Monday, June 7, 2021

From UBC Library: New Data Manifest Creation Tool

May 21, 2021

From UBC Library
I'd like to announce a simple new tool called "damage" that UBC Library has created which will hopefully help data professionals and researchers keep track of their data sets. It's a very simple file utility that produces file manifests. While it's intended for use with data, it can really be used for anything. It's a command line program that outputs a manifest in a variety of formats: plain text, CSV and JSON.

For plain text files, often used for microdata, the utility produces information on:

  • Minimum line length
  • Maximum line length
  • Number of records
  • Constant records flag (ie, all lines are of the same length)
  • Row and column of non-ASCII characters
  • Flag for DOS/Windows formatting (ie, carriage return + line feed as opposed to just a line feed).

For files in SAS, SPSS and Stata formats (ie, .sas7bdat, .sav and .dta) the utility will provide information on:

  • Number of cases (reported as rows)
  • Number of variables (reported as columns)

It's pretty simple to use. For example, to check one file, called

md5 checksum : e51af6d52cffdb9b355b04267bf700eb
Encoding: utf-8
Number of records: 45
Minimum line length 16, maximum line length 81, variable records

It can traverse an entire directory tree, though, and analyze all the files at once. I've included output from the recently released CPSS 6.

The manifest program could prove very useful to us or to researchers because by running it, you can see at a glance if a SAS, SPSS or Stata file has the correct number of records and/or cases, without having to open SAS, Stata or SPSS.

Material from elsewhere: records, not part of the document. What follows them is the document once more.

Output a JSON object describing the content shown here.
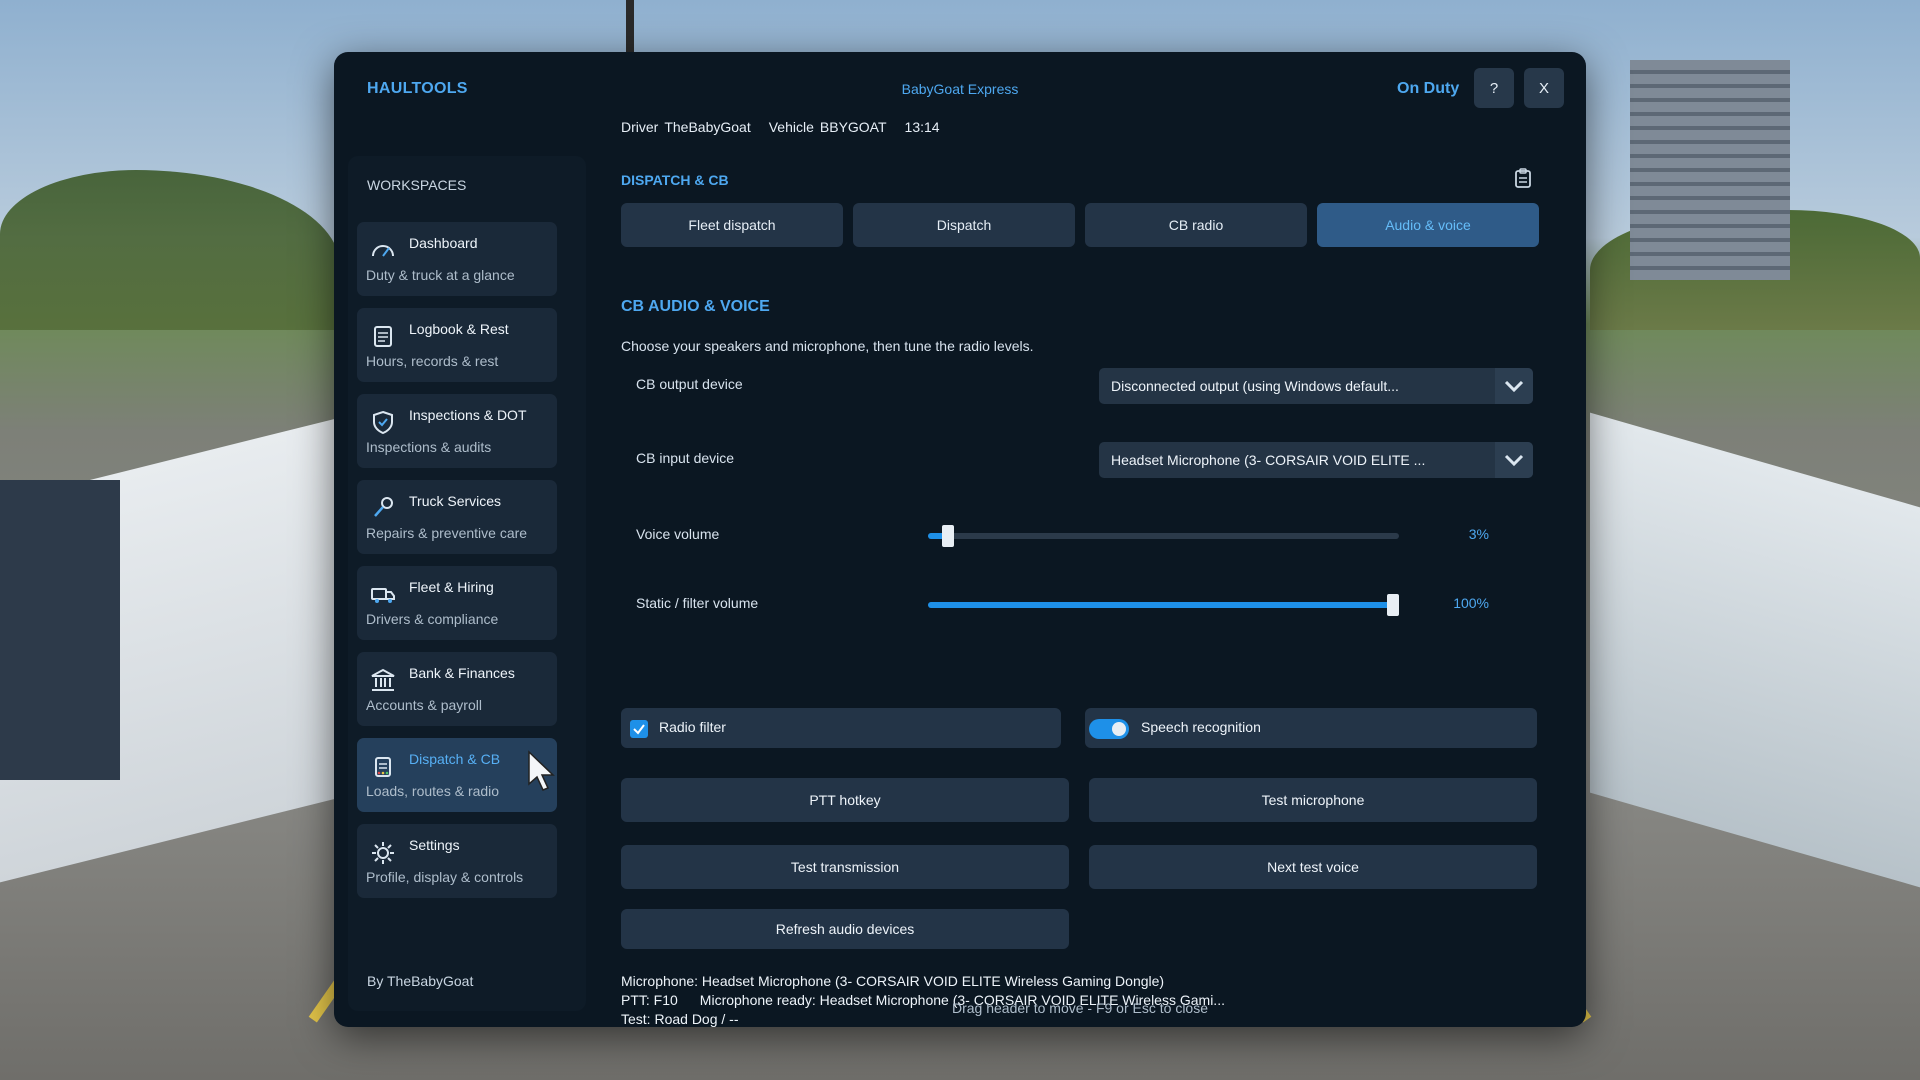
{
  "header": {
    "brand": "HAULTOOLS",
    "company": "BabyGoat Express",
    "duty_status": "On Duty",
    "help_label": "?",
    "close_label": "X",
    "driver_key": "Driver",
    "driver_value": "TheBabyGoat",
    "vehicle_key": "Vehicle",
    "vehicle_value": "BBYGOAT",
    "time": "13:14"
  },
  "sidebar": {
    "title": "WORKSPACES",
    "items": [
      {
        "label": "Dashboard",
        "sub": "Duty & truck at a glance",
        "icon": "gauge-icon"
      },
      {
        "label": "Logbook & Rest",
        "sub": "Hours, records & rest",
        "icon": "logbook-icon"
      },
      {
        "label": "Inspections & DOT",
        "sub": "Inspections & audits",
        "icon": "shield-check-icon"
      },
      {
        "label": "Truck Services",
        "sub": "Repairs & preventive care",
        "icon": "wrench-icon"
      },
      {
        "label": "Fleet & Hiring",
        "sub": "Drivers & compliance",
        "icon": "truck-icon"
      },
      {
        "label": "Bank & Finances",
        "sub": "Accounts & payroll",
        "icon": "bank-icon"
      },
      {
        "label": "Dispatch & CB",
        "sub": "Loads, routes & radio",
        "icon": "clipboard-icon",
        "active": true
      },
      {
        "label": "Settings",
        "sub": "Profile, display & controls",
        "icon": "gear-icon"
      }
    ],
    "byline": "By TheBabyGoat"
  },
  "main": {
    "section": "DISPATCH & CB",
    "tabs": [
      {
        "label": "Fleet dispatch"
      },
      {
        "label": "Dispatch"
      },
      {
        "label": "CB radio"
      },
      {
        "label": "Audio & voice",
        "active": true
      }
    ],
    "heading": "CB AUDIO & VOICE",
    "description": "Choose your speakers and microphone, then tune the radio levels.",
    "output_label": "CB output device",
    "output_value": "Disconnected output (using Windows default...",
    "input_label": "CB input device",
    "input_value": "Headset Microphone (3- CORSAIR VOID ELITE ...",
    "voice_label": "Voice volume",
    "voice_value": 3,
    "voice_pct": "3%",
    "static_label": "Static / filter volume",
    "static_value": 100,
    "static_pct": "100%",
    "radio_filter_label": "Radio filter",
    "radio_filter_checked": true,
    "speech_label": "Speech recognition",
    "speech_on": true,
    "actions": {
      "ptt": "PTT hotkey",
      "test_mic": "Test microphone",
      "test_tx": "Test transmission",
      "next_voice": "Next test voice",
      "refresh": "Refresh audio devices"
    },
    "status_line1": "Microphone: Headset Microphone (3- CORSAIR VOID ELITE Wireless Gaming Dongle)",
    "status_ptt": "PTT: F10",
    "status_ready": "Microphone ready: Headset Microphone (3- CORSAIR VOID ELITE Wireless Gami...",
    "status_line3": "Test: Road Dog / --"
  },
  "footer": "Drag header to move - F9 or Esc to close",
  "colors": {
    "accent": "#4ea8f0",
    "panel": "#0b1722",
    "button": "#233447",
    "active_tab": "#2f5b88",
    "slider_fill": "#1e90e8"
  }
}
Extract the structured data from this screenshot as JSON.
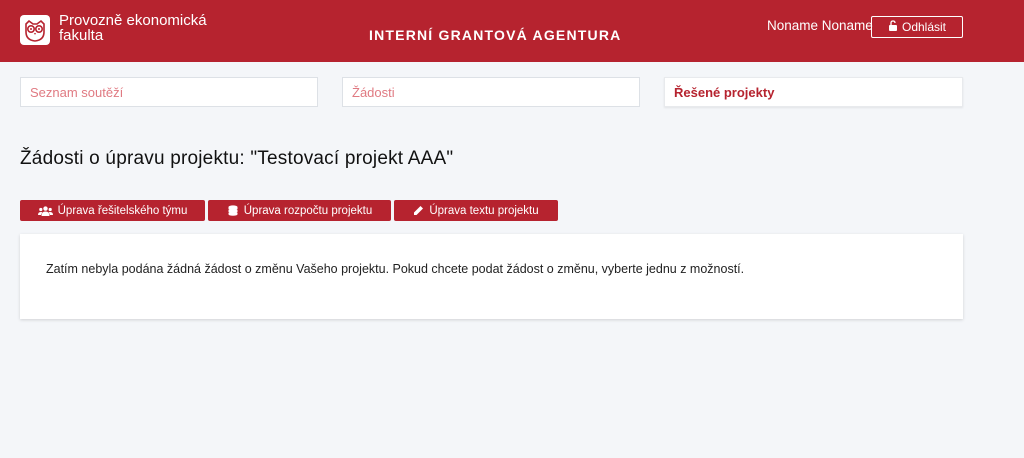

My hope is that a manifest like this could be included with any new additions to the DLI FTP site (or maybe even for current ones). That way when we DLI members download the material, we can quickly run the utility and verify that what we downloaded is correct. Arguably more importantly, if there are any file changes, like a new PDF or syntax, the checksums allow fast and easy comparisons between an old versions and a new one.

The utility could be useful for researchers as well. Using the CSV output, a researcher could produce a largely complete manifest which accompanies any data. They would undoubtedly need to fill in a few details, but that's still much easier than starting from nothing.

Premade binaries for Windows and Mac are available here.

Source code, documentation and a Python library (called fcheck) that you can use in other projects is available here. 

To show you how it would look in practice, I've attached sample outputs I made from a recent release of Canadian Perspectives Survey Series 6:

Any questions or concerns regarding this tool can be directed to UBC's Koerner Library.

Friday, June 4, 2021

Older Census Data - EA Level and Reference Maps

June 29, 2020


I have a research team looking at sub-municipal population trends for Prince George, BC/Regional District of Fraser-Fort George hopefully going back to the 1940s. We get back to 1981 just fine, but prior to that I am running in to a wall looking for EA-level data/statistics and corresponding reference maps. Do these exist somewhere? I have found the EA-level files available from U of T, and I swear I’ve looked at the documentation but I can’t find a map of Enumeration Areas. If anyone could point me in the right direction I would appreciate it.


The library compiled information, available here.

I searched the Library’s collection of published census reports from 1941 to 1976, and I found limited information on enumeration areas. That said, many of the instructions for enumerators mentioned that maps had been distributed to the enumerators; some of the census reports included lists of EA codes; and I found EA-level data from other resources online. I feel all this suggests that EA-level data might exist for 1976, 1971, 1966, 1961, and possibly 1956. Have you tried contacting demography or DLI to see if they might have it?

While I could not find maps in StatCan reports showing EA boundaries, I found records of EA maps at Library and Archives, as well as the University of Toronto. Furthermore, there are a couple of maps on Scholars GeoPortal that contain EA-level data; these maps do not seem to delineate the boundaries of the EAs, but if you zoom in close enough, you can see numbered blocks on the maps. From the datasets, could a user figure out which blocks are included in each EA? I’m not familiar enough with GIS, but maybe Geo Help would know? (Links to Scholars GeoPortal are in the attached document.)

In general I think that most of the information that is held at Statcan is from 1971 to currently however it might be worth it for you to check with demography anyhow.

Geography had this to say about 1976 and 1971 data when I reached out to see what was available.

In terms of digitally, our data in fichiersGEOfiles go back to 1971. Each folder does have the Geographic Attribute File (GAF) that contains census geographic information at the Enumeration Area level for all of Canada. It may not have everything your client is looking for but each record includes population and dwelling counts, land area, names, unique identifiers, and geographic codes for linkages with other census boundaries. Unfortunately we do not have access to our own library of historical documents at the moment for information prior to 1971.